Iraqi Prime Minister Haider al-Abadi opened the rebuilt Old Bridge in Mosul earlier this month. Photo: @HaiderAlAbadi
Iraqi Prime Minister Haider al-Abadi has suggested that Iraq could possibly soon establish a third republic in which a more majoritarian form of governance will steer the ship of state, a move that could fundamentally upend the post-2003 order in the country.
“We are for majority politics if the purpose of majoritarian politics is to achieve a strong state, and a state that can progress forward powerfully to meet the expectations of [its] citizens,” Abadi announced on Iraqi Martyrs Day this month. The Iraqi premier went on to clarify that this doesn't mean he is advocating a process that could sideline particular entities or parties in the political process.
“Abadi has been shaping this vision for many months, perhaps more than a year,” Michael Knights, an Iraq expert and the Lafer Fellow at The Washington Institute, told Rudaw English. “It is an ambitious vision – especially as Iraq is not necessarily even in the era of 'Issue' politics yet in its elections (and may be stuck in 'identity politics').”
Consequently Abadi “can either campaign to the people on promises of tangible gains (jobs, anti-corruption measures) or just make backroom deals with elites like all previous Iraqi governments.”
“This vision of the future is a third option, and the election may tell us whether Iraq is ready for a new national vision yet, and whether elites will allow the people to have a bigger voice than politicians in the selection of the prime minister and his cabinet,” Knights concluded.
Iraqi Kurds boycotted the vote in parliament on the budget early this month when their portion was arbitrarily slashed from 17 percent to 12.6 percent – under the questionable pretext that 17 percent is not a fair reflection of the Kurdistan Region's population, in spite of the fact no new census has been conducted to prove this.
Dismissing the Kurdish boycott the Shiites and Sunnis sought to push the bill through anyway on March 4, an unprecedented break from the kind of consensus that was supposed to govern Iraq. Kurdistan's former president Masoud Barzani described it as “a clear violation of the principle of partnership.”
More broadly a majoritarian form of governance will likely give the Shiites the most power in the country if they can effectively unify simply because they are the clear majority.
The Sunni Arab minority in Iraq boycotted early elections in post-2003 Iraq, at least partially because it took them some time to come to terms with the fact they were a minority who had lost their position as the rulers of Iraq since the states creation. As the late Fouad Ajami once summed it up: “Though they are a minority, they have the majoritarian mindset.”

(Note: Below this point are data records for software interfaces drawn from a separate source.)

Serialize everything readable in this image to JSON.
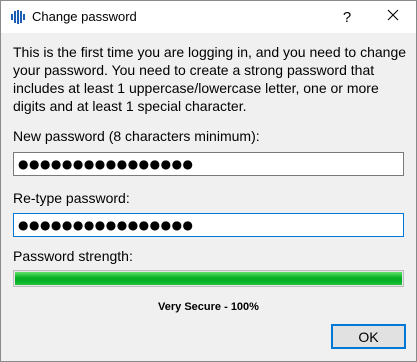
{
  "window": {
    "title": "Change password",
    "app_icon": "app-logo-icon",
    "help_label": "?",
    "close_icon": "close-icon"
  },
  "dialog": {
    "description": "This is the first time you are logging in, and you need to change your password. You need to create a strong password that includes at least 1 uppercase/lowercase letter, one or more digits and at least 1 special character.",
    "new_password_label": "New password (8 characters minimum):",
    "new_password_value": "●●●●●●●●●●●●●●●●",
    "retype_label": "Re-type password:",
    "retype_value": "●●●●●●●●●●●●●●●●",
    "strength_label": "Password strength:",
    "strength_percent": 100,
    "strength_text": "Very Secure - 100%",
    "ok_label": "OK"
  },
  "colors": {
    "accent": "#0078d7",
    "progress_green": "#06b025"
  }
}
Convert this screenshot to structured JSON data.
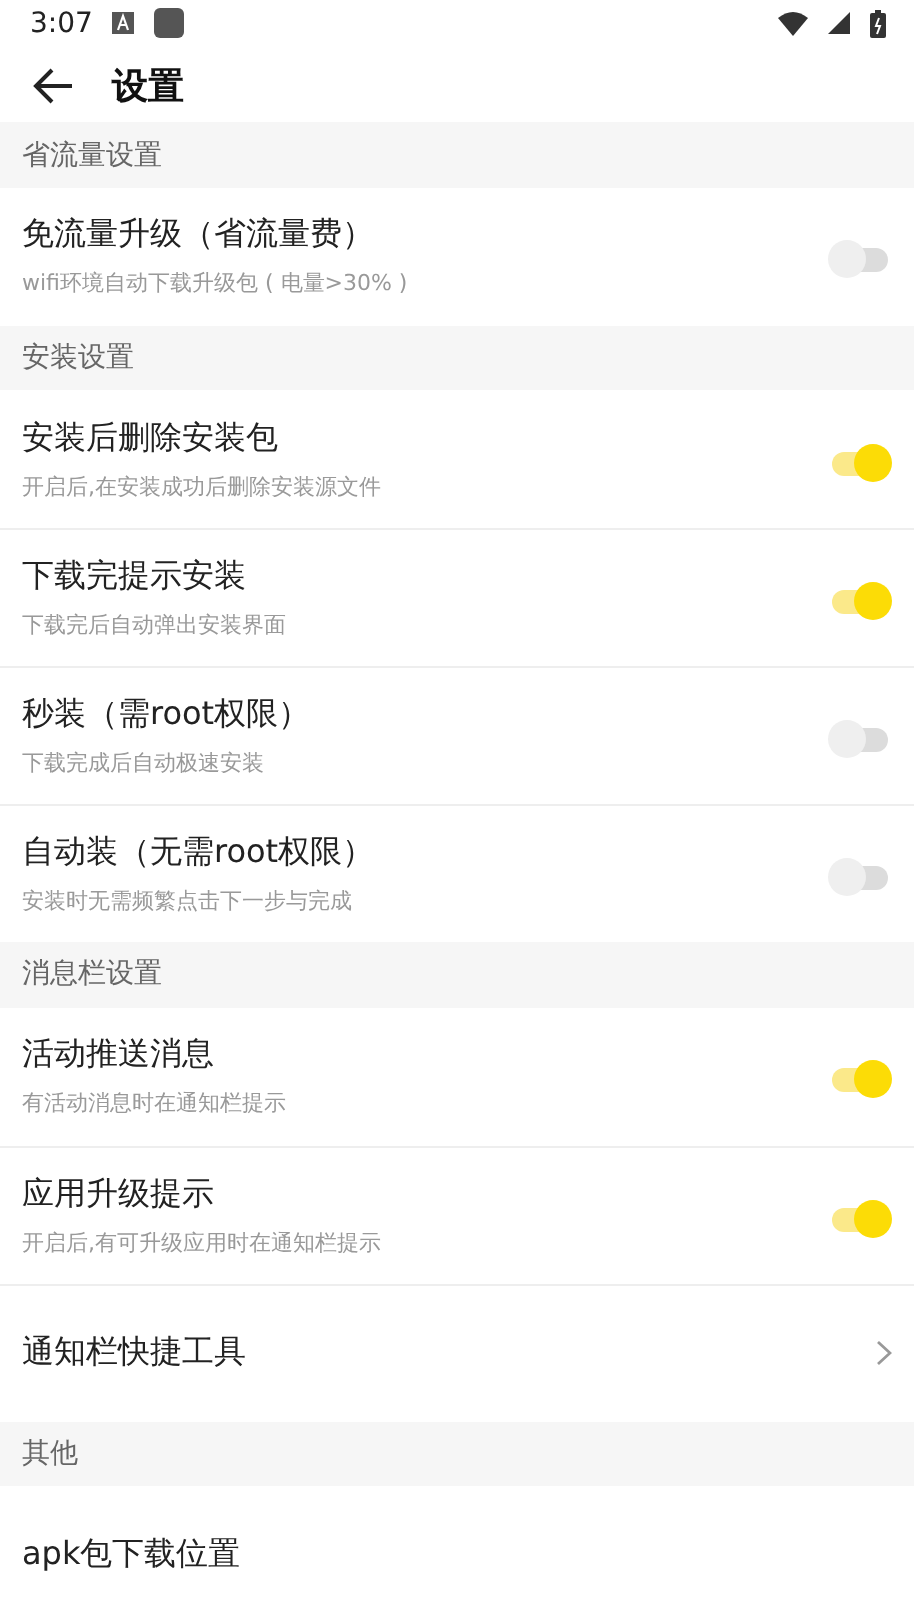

When Nouri al-Maliki was prime minister, rifts between Baghdad on one side and the Sunnis and the Kurds on the other emerged after he clamped down quite violently on protests mounted by the former and completely cut off the federal budget allocation to the latter. After ISIS overran a third of Iraq in the summer of 2014 Maliki was pressured to step down that September, with many blaming his prior policies for destabilizing the country to the extent that ISIS could swiftly takeover such large parts of Iraq.
Upon succeeding Maliki, Abadi was long seen as a much more conciliatory prime minister needed to bridge divides so the country could overcome the ISIS threat, which it largely has. One of the challenges his government faced, back in 2016, were protests mounted by Muqtada al-Sadr who, among other things, wanted to eradicate the ethno-sectarian quota system that has designated politicians their roles in the Iraqi government based on their respective ethnic or sect backgrounds rather than their actual merits.
“The idea of a majority government was first put forward by Maliki years ago,” Joel Wing, author of Musings on Iraq, told Rudaw English. “He is still talking about it today. All of the Iraqi governments since 2005 have been national unity ones including every party that wins a seat. That has meant inclusion but not reconciliation nor the creation of a functional government.”
Wing went on to point out that the principle and theory behind a majority government is that it “would bring together like-minded parties and hopefully help fix some of the dysfunction.”
“It would be a big step forward for Iraqi politics if a loyal opposition was formed like most countries in the world,” he explained. “Unfortunately I don't think Iraq is there yet. The post-2003 system has been one where every party gets a slice of the government pie to dish out in patronage networks that enrich the parties, help gain votes and maintain their base.”
In contrast to this post-2003 system “a majority government would obviously concentrate that power within a smaller group and perhaps lead to the decline of the opposition since they would be closed out of government offices for a period.”
Wing concluded by pointing out that while this might lead “to more instability in a country that already suffers from too much of that” in the short-term, it could prove to be a favourable form of governance in the long-term.
“Hopefully it will happen sometime as the Iraqi system develops, but probably not with this generation of leaders,” he concluded.